To get away from the bustle of the Loop's financial district on La Salle, I used to walk south to Printer's Row, to a gritty cafe called Gourmand with vintage sofas, chalkboard menus, local paintings hanging and hiply-dressed employees. Gourmand closed for a bit, then re-opened as Café Mediterra, a clean looking spot with framed lithos on the walls, a bus person wearing a polo shirt tucked into khakis, much more proper service, and no couches. The person who delivered my sandwich to the number card I put on my table also re-filled the water I had taken. There was no self-service bus tray in sight. A few patrons on laptops reminded of the many student-looking laptop users from the old spot. But the ones who used to congregate in Gourmand, a block from Columbia, wore tight jeans, stylish shoes and slept-in hair. The new crowd seems, from my one visit, older and more conservatively dressed in standard-issue black stretch office pants with matching clean-cut knit long sleeve sweaters, suits, button down office casual shirts, relaxed fit blue jeans and even the occasional Coca-Cola T-shirt.

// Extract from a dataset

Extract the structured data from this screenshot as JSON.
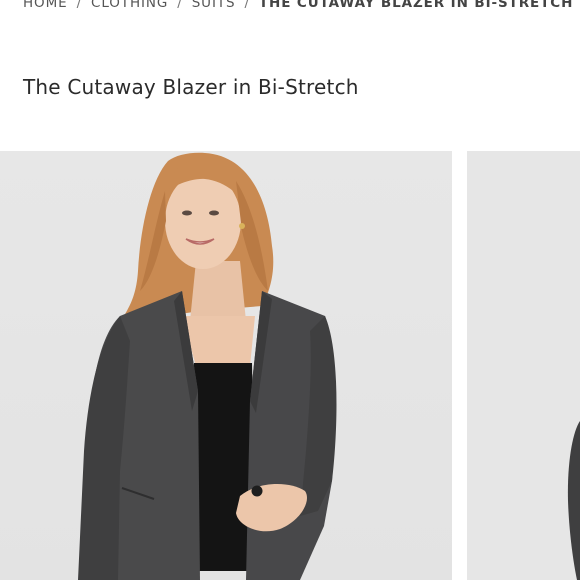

Why did Gourmand go away? Apparently, we didn't buy enough. Two owners behind the counter told me why Gourmand changed. One was a clean-cut fellow identified by the other as the owner of the late Gourmand's sister, Filter. It went something like, people sat around Gourmand for three hours and just ordered a cup of coffee. After asking how that differs from Filter, where people seem to sit around a lot, too, the answer was simply that we buy more at Filter. Ironically, in case you haven't heard, Filter is closing, too.
Judging solely by the one item I've ordered at Café Mediterra, I would rather have spent it on Gourmand's hearty and tangy black bean burger - which you can still, last I checked, get at Filter. Instead, I ordered a sandwich with nicely thin and tender potato slices and soft and roasted cauliflower. But the sandwich was thin. Sure, I did change it up from pita bread to panini bread. And one of the owners did oddly warn me that results could be unexpected with a different bread. But it was still a $7 sandwich, and I only tasted a hint of the garlic lemon vinaigrette that the menu promises. I didn't see any of the menu's promised roasted red pepper and cilantro, either. I'd still be curious to try the roasted red pepper hummus wrap, falafel or lentil soup - but only if I was already on the block for a visit to the quaint Sandmeyer's Bookstore. The lure of a funky haven called Gourmand is dead.
On my way back to the Loop, I rolled into Intelligentsia Coffee on Jackson for a second cup of the nectar they magically squeeze from their beans. The brilliant operation they have going refreshed me. Classy marble-topped and ornate metal-bottomed tables with dark wood trip on the walls enhance the place, and align well with the historic Monadnock Building they are part of. The courteous and all-business but fun baristas thump some pretty groovy tunes, too.
Café Mediterra, 728 S. Dearborn, (312) 427-2610